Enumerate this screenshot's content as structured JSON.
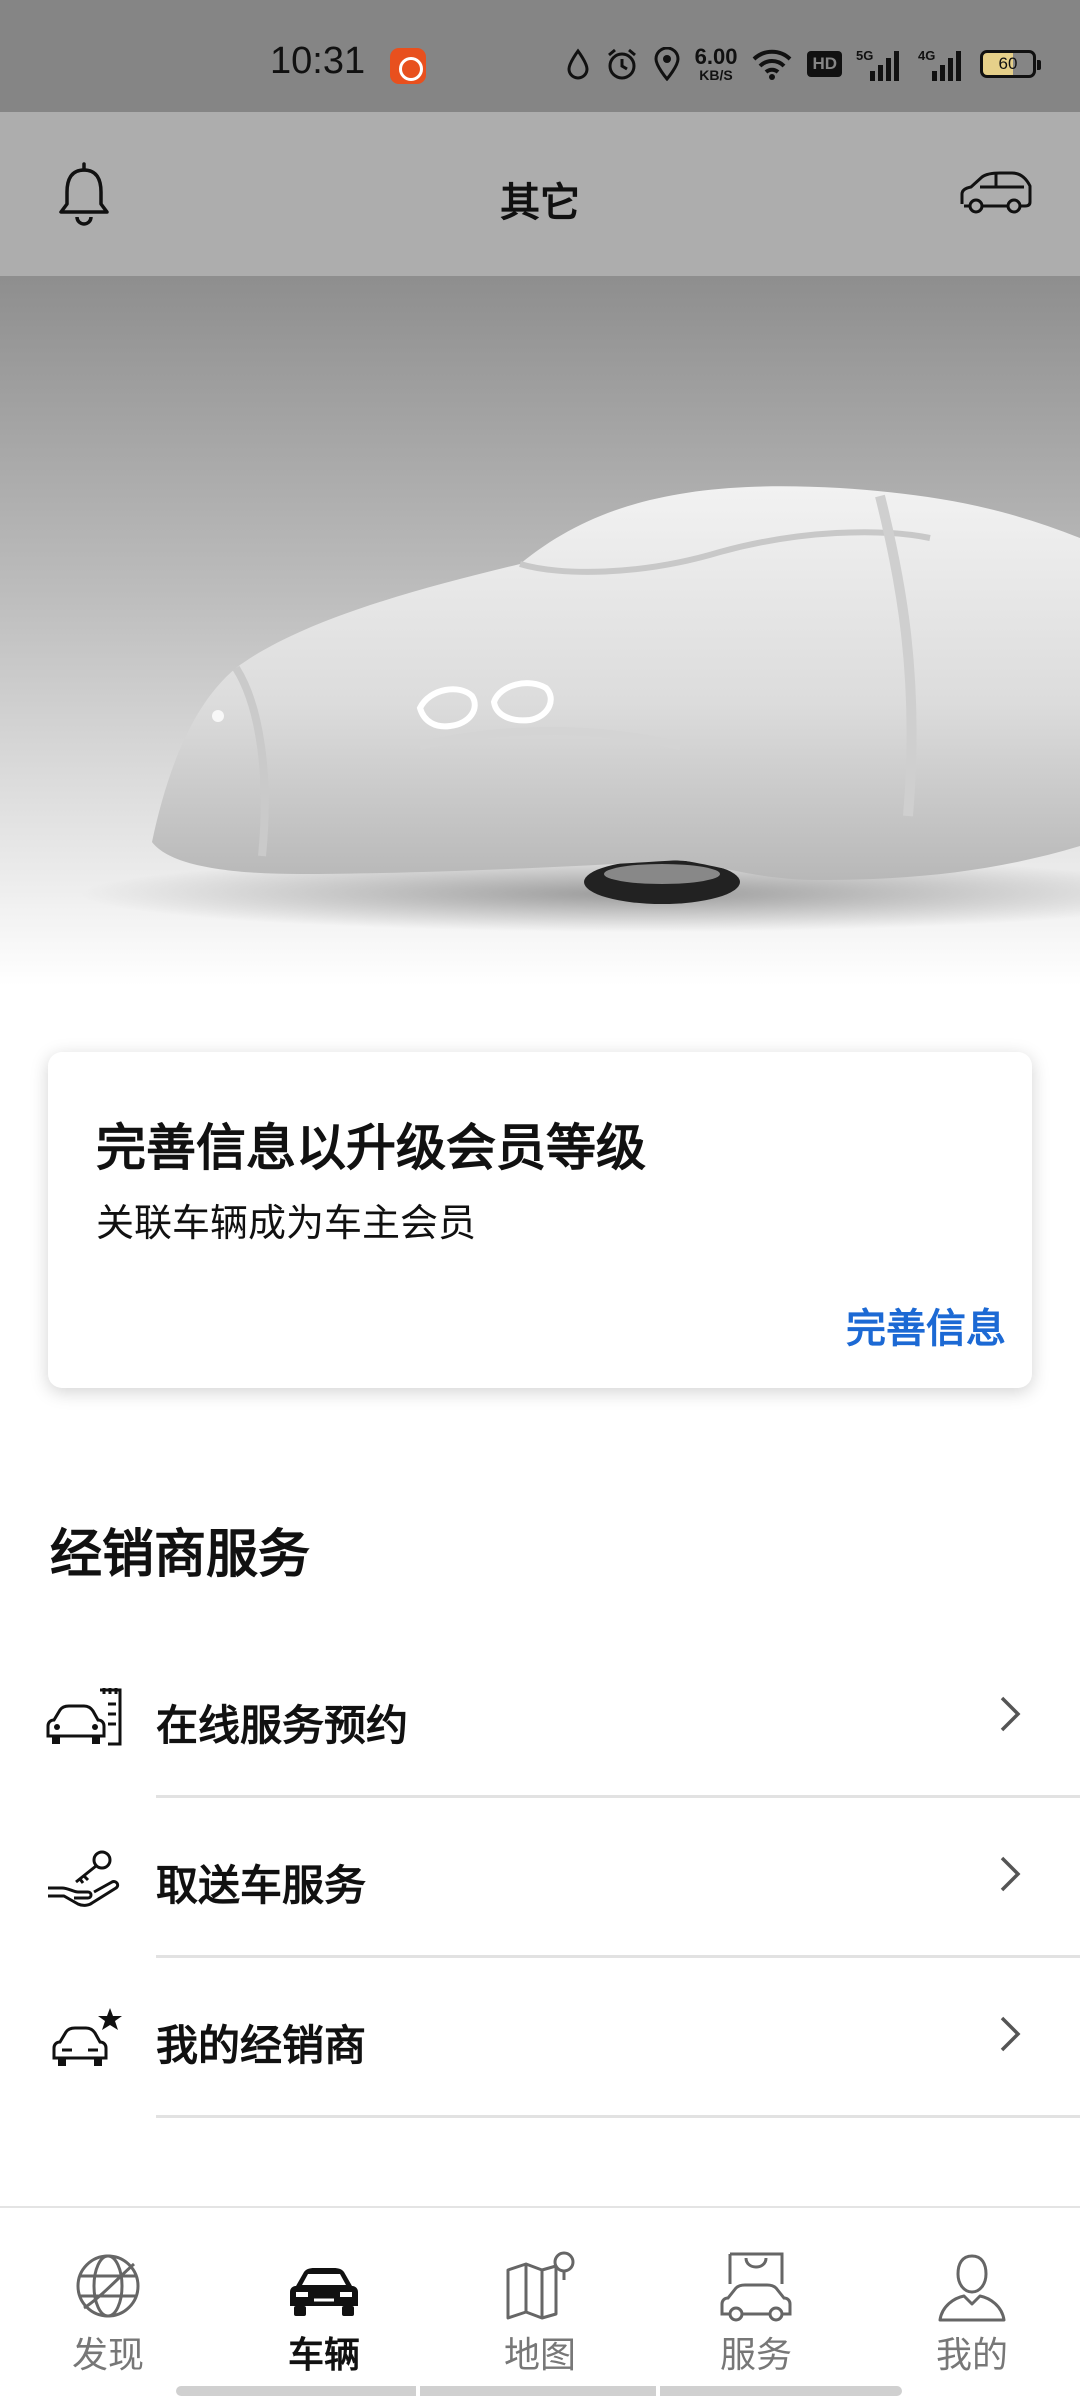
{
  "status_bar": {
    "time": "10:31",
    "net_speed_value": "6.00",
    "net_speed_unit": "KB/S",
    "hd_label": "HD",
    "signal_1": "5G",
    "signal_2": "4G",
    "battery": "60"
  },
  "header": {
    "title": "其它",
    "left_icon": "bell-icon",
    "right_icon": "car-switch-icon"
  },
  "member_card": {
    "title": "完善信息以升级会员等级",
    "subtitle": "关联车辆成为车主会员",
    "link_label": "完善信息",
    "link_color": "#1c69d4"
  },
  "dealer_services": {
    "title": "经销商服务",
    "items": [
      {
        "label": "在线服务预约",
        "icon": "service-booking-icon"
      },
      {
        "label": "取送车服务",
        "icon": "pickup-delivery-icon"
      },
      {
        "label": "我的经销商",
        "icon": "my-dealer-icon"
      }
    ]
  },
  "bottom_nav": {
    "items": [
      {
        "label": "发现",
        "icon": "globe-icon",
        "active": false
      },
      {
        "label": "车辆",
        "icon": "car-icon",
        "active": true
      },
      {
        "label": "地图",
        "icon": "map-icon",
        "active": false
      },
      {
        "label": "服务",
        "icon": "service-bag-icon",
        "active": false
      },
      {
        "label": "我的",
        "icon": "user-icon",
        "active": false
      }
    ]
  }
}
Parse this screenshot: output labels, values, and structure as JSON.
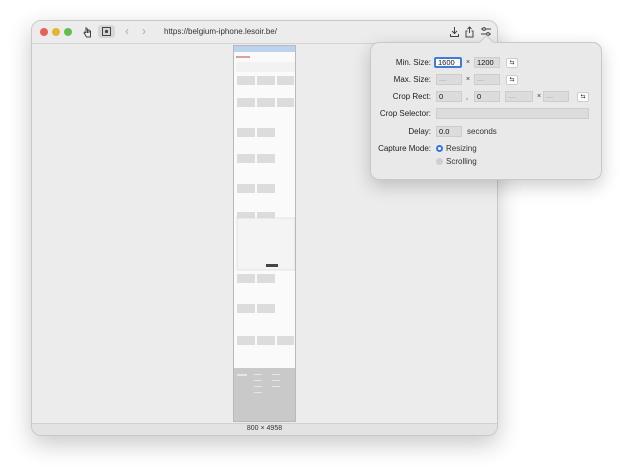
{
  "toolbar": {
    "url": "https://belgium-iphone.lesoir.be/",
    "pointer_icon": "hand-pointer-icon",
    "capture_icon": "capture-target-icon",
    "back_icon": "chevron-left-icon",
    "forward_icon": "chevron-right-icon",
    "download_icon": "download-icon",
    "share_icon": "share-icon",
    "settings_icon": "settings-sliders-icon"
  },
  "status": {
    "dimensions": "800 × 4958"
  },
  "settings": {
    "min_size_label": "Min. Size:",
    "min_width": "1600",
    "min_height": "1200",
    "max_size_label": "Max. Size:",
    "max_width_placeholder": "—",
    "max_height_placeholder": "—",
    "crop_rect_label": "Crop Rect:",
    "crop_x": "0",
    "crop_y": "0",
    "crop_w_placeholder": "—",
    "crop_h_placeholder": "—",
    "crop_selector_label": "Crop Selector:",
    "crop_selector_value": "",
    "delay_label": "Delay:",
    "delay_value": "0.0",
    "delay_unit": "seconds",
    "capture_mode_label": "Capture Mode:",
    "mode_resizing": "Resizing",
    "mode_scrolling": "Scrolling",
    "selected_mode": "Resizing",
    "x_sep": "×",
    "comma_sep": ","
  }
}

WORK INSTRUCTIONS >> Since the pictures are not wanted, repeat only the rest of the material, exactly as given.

RESPONSE BOX >>
Enumerate this screenshot's content as structured JSON.
{
  "status_bar": {
    "time": "10:31",
    "net_speed_value": "6.00",
    "net_speed_unit": "KB/S",
    "hd_label": "HD",
    "signal_1": "5G",
    "signal_2": "4G",
    "battery": "60"
  },
  "header": {
    "title": "其它",
    "left_icon": "bell-icon",
    "right_icon": "car-switch-icon"
  },
  "member_card": {
    "title": "完善信息以升级会员等级",
    "subtitle": "关联车辆成为车主会员",
    "link_label": "完善信息",
    "link_color": "#1c69d4"
  },
  "dealer_services": {
    "title": "经销商服务",
    "items": [
      {
        "label": "在线服务预约",
        "icon": "service-booking-icon"
      },
      {
        "label": "取送车服务",
        "icon": "pickup-delivery-icon"
      },
      {
        "label": "我的经销商",
        "icon": "my-dealer-icon"
      }
    ]
  },
  "bottom_nav": {
    "items": [
      {
        "label": "发现",
        "icon": "globe-icon",
        "active": false
      },
      {
        "label": "车辆",
        "icon": "car-icon",
        "active": true
      },
      {
        "label": "地图",
        "icon": "map-icon",
        "active": false
      },
      {
        "label": "服务",
        "icon": "service-bag-icon",
        "active": false
      },
      {
        "label": "我的",
        "icon": "user-icon",
        "active": false
      }
    ]
  }
}
Parse this screenshot: output labels, values, and structure as JSON.
{
  "toolbar": {
    "url": "https://belgium-iphone.lesoir.be/",
    "pointer_icon": "hand-pointer-icon",
    "capture_icon": "capture-target-icon",
    "back_icon": "chevron-left-icon",
    "forward_icon": "chevron-right-icon",
    "download_icon": "download-icon",
    "share_icon": "share-icon",
    "settings_icon": "settings-sliders-icon"
  },
  "status": {
    "dimensions": "800 × 4958"
  },
  "settings": {
    "min_size_label": "Min. Size:",
    "min_width": "1600",
    "min_height": "1200",
    "max_size_label": "Max. Size:",
    "max_width_placeholder": "—",
    "max_height_placeholder": "—",
    "crop_rect_label": "Crop Rect:",
    "crop_x": "0",
    "crop_y": "0",
    "crop_w_placeholder": "—",
    "crop_h_placeholder": "—",
    "crop_selector_label": "Crop Selector:",
    "crop_selector_value": "",
    "delay_label": "Delay:",
    "delay_value": "0.0",
    "delay_unit": "seconds",
    "capture_mode_label": "Capture Mode:",
    "mode_resizing": "Resizing",
    "mode_scrolling": "Scrolling",
    "selected_mode": "Resizing",
    "x_sep": "×",
    "comma_sep": ","
  }
}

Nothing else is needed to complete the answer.